British cars have more dignity when parked in a mittel European setting. American cars don’t fit into the landcape of the British Isles at all. How do these cars look in Scandinavia?
Here’s a 1972 or 1973 Buick Centurion, famous as Buick’s shortest-lived model. Behind it, some Denmark.
A learned reader will be able to precisely identify the year; my guesstimate is based on the grille design. It extends under the lamps (not for 1971) and explains why my ’84 Century did the same kind of thing (it didn’t work on the Century).
My considered opinion is that a US car fits right in to Scandinavia, especially the townscapes of Mid-Century Modern which this photo nearly is. The 1973 car would have been designed at the time when the International Style had reached its zenith. Isn’t it a peculiar irony that American cars at this time emerged from an utterly different set of references?
Modernism didn’t touch Detroit. The Buick is not very elaborate: one dramatic falling swage and a busy front end. In 1973 the Italians headed into sharp boxiness and the French followed. Mercedes toned down their Baroque and BMW kept it simple. However, as the Euros embraced less is more, the stylists in Detroit dived headlong into Victorian curlicues, especially on the interiors.

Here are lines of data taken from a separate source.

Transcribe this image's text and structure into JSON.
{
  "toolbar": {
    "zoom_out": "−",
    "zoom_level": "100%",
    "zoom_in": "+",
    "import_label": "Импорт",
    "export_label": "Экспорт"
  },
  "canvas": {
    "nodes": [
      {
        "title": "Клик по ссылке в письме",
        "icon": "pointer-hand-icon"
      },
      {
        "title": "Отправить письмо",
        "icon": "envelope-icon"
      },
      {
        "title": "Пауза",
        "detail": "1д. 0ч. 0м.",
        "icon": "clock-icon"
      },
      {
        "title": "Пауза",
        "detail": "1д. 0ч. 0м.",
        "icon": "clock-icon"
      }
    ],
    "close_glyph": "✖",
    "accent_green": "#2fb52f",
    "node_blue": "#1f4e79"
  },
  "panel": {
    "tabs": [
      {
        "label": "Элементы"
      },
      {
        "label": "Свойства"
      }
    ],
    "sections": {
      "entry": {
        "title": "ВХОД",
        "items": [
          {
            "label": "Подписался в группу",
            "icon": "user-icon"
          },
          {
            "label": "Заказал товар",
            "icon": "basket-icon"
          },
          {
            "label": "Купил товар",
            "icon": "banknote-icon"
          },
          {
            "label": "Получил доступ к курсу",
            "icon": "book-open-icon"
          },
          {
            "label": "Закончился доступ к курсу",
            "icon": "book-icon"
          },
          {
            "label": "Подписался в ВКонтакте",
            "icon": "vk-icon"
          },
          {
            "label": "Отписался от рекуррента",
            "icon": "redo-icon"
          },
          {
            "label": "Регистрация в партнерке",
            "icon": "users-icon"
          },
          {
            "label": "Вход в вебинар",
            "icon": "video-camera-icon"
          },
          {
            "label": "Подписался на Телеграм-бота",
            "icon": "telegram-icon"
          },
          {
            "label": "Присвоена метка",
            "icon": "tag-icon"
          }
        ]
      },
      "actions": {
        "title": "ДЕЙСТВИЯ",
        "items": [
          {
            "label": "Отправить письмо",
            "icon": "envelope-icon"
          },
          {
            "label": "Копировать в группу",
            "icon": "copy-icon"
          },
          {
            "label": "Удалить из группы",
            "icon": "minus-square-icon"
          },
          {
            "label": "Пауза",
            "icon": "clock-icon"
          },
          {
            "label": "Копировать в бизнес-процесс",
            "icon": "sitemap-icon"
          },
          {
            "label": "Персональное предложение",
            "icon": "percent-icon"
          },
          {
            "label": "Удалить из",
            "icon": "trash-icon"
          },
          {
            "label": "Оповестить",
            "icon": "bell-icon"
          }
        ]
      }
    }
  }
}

Wikipedia says the Centurion was promoted as a mid-level luxury car while the Wildcat it replaced offered a luxury/sporty character. Did customers really have such a finely calibrated sense of Buick’s line-up? The Centurion sat between the LeSabre and Electra. Most of the exterior is the same as on the LeSabre: so the Centurion can be seen as really an engine/trim package with a model name of its own.